Vehicles with this type of intercooler have hood scoops to force air into the intercooler and engine, think Subaru WRX.
In the Event of Intercooler Failure
To get cool air into the intercooler often means these systems are positioned at a location that exposes them to road debris and damage, which can cause premature failure.
You’ll know when an intercooler isn’t working as it should because you’ll feel a noticeable drop in performance.
And like the technology supporting Saab cars, this could mean that issues with the intercooler have also affected the turbo or supercharger.
Other issues include an increase in fuel consumption.
One of the reasons why auto manufacturers have adopted turbochargers into their vehicles is to increase the efficiency of the engine, which includes higher MPGs.
So, if you notice an uptick in the fuel consumption of your turbo or supercharged vehicle, this could be a sign that the intercooler has malfunctioned which can also affect emissions.
Yet another sign of intercooler failure is unnatural smoke coming from the exhaust system.
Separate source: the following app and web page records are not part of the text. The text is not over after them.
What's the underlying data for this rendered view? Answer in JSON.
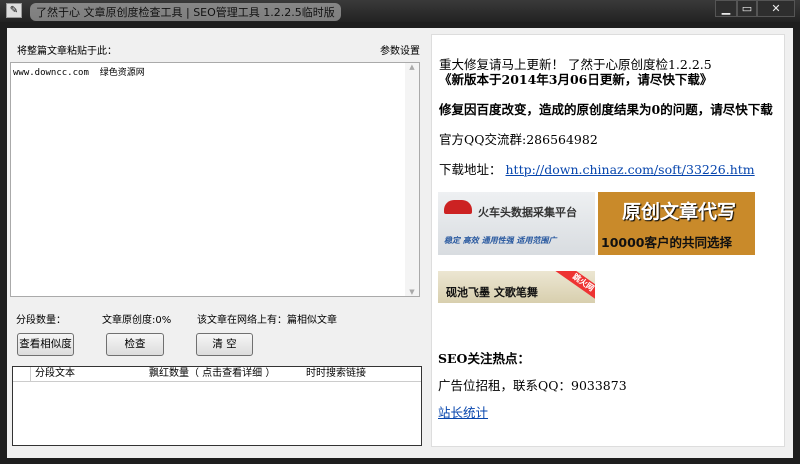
{
  "window": {
    "title": "了然于心 文章原创度检查工具 | SEO管理工具  1.2.2.5临时版",
    "minimize": "▁",
    "maximize": "▭",
    "close": "✕"
  },
  "left": {
    "paste_label": "将整篇文章粘贴于此：",
    "settings": "参数设置",
    "article_text": "www.downcc.com  绿色资源网",
    "segments_label": "分段数量：",
    "originality_label": "文章原创度:0%",
    "similar_label": "该文章在网络上有：",
    "similar_suffix": "篇相似文章",
    "buttons": {
      "view_similarity": "查看相似度",
      "check": "检查",
      "clear": "清 空"
    },
    "table_headers": [
      "分段文本",
      "飘红数量（ 点击查看详细 ）",
      "时时搜索链接"
    ]
  },
  "right": {
    "line1": "重大修复请马上更新！ 了然于心原创度检1.2.2.5",
    "line2": "《新版本于2014年3月06日更新，请尽快下载》",
    "line3": "修复因百度改变，造成的原创度结果为0的问题，请尽快下载",
    "qq_group": "官方QQ交流群:286564982",
    "download_label": "下载地址：",
    "download_url": "http://down.chinaz.com/soft/33226.htm",
    "ads": {
      "ad1_title": "火车头数据采集平台",
      "ad1_sub": "稳定 高效 通用性强 适用范围广",
      "ad2_title": "原创文章代写",
      "ad2_sub": "10000客户的共同选择",
      "ad3_title": "砚池飞墨 文歌笔舞",
      "ad3_ribbon": "跳火网"
    },
    "seo_heading": "SEO关注热点：",
    "ad_rent": "广告位招租，联系QQ：9033873",
    "stats_link": "站长统计"
  }
}
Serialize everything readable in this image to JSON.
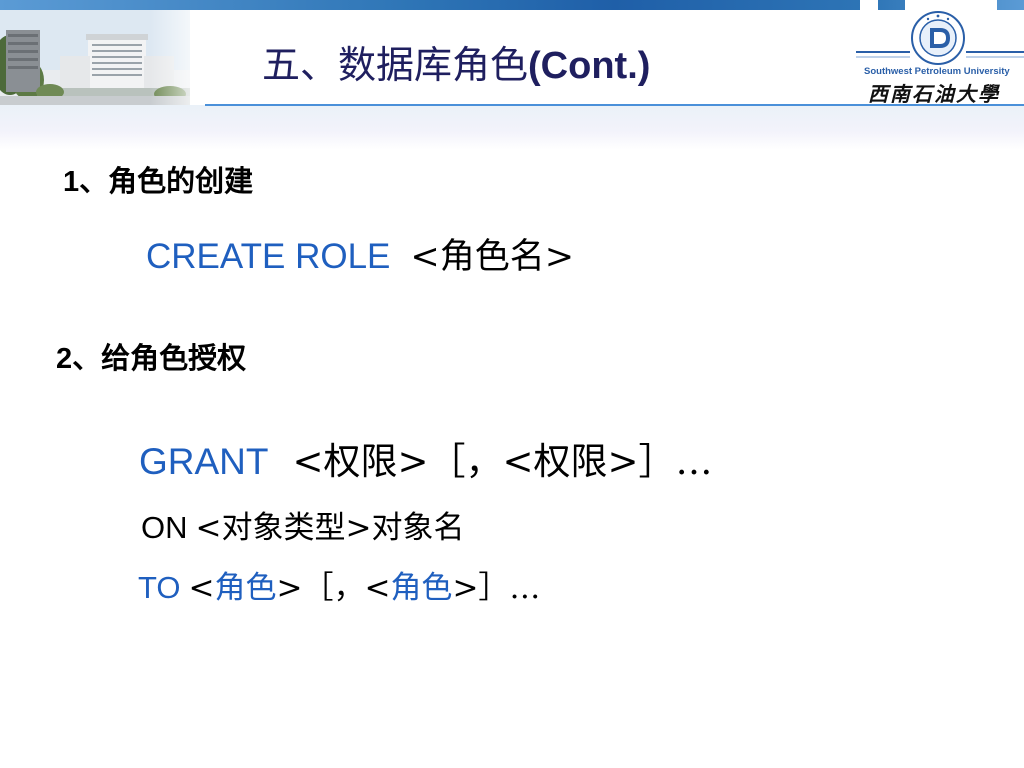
{
  "header": {
    "title_cn": "五、数据库角色",
    "title_latin": "(Cont.)",
    "university_en": "Southwest Petroleum University",
    "university_cn": "西南石油大學"
  },
  "section1": {
    "heading_num": "1",
    "heading_text": "、角色的创建",
    "code_keyword": "CREATE  ROLE",
    "code_rest": "<角色名>"
  },
  "section2": {
    "heading_num": "2",
    "heading_text": "、给角色授权",
    "grant_keyword": "GRANT",
    "grant_rest": "<权限>［，<权限>］…",
    "on_keyword": "ON",
    "on_rest": "<对象类型>对象名",
    "to_keyword": "TO",
    "to_lt1": "<",
    "to_role1": "角色",
    "to_mid": ">［，<",
    "to_role2": "角色",
    "to_end": ">］…"
  },
  "colors": {
    "title": "#1f1f5f",
    "keyword_blue": "#1f5fbf",
    "accent_line": "#4a90d9",
    "logo_blue": "#2a5fa8"
  }
}
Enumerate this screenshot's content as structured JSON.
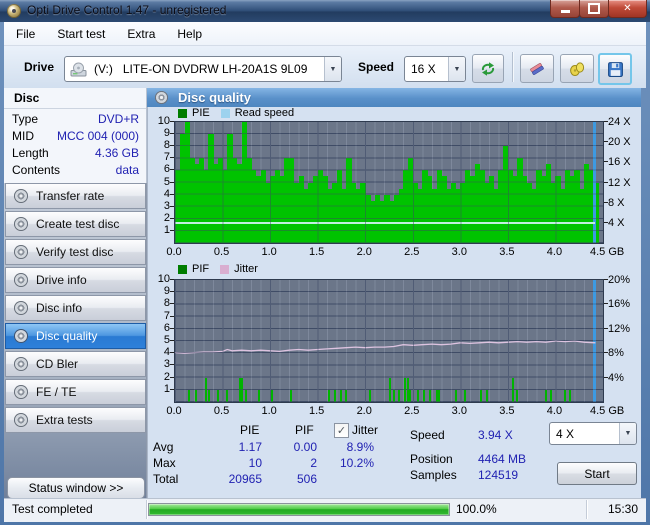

When you see unnatural smoke coming from a tail pipe, the first thought usually goes toward a head gasket in need of replacement.
But it could actually be the result of an unbalanced fuel-to-air mixture ratio.
Intercooler failure is usually the result of a clogged system or leakage caused by high pressure.
Turbochargers and Engine Longevity
With all this talk of forced induction and additional heat management.
It should probably come as no surprise that turbocharged and supercharged engines aren’t as reliable as naturally aspirated engines.
Anything that requires more parts to work means there are more points for things to go wrong. That’s why a Lexus will always be more reliable than a BMW, for example.
That said, as automakers are taxed with ever stringent regulations for efficiency and emissions. One of the ways they’re gaining the advantage is by incorporating turbos into smaller engines.
By taking the otherwise wasted exhaust gases and turning it into more power, these engines are more efficient than ever before.
Traditionally, because of the stress a turbo can place on an engine. Turbocharged engines required more maintenance.
My Eagle Talon sure did, which was one of the reasons I was forced to get rid of it.
But new turbocharged engines are designed with the longevity of naturally aspirated engines.
Even upgrading a car with an OEM intercooler will improve more than performance in a turbocharged or supercharged engine.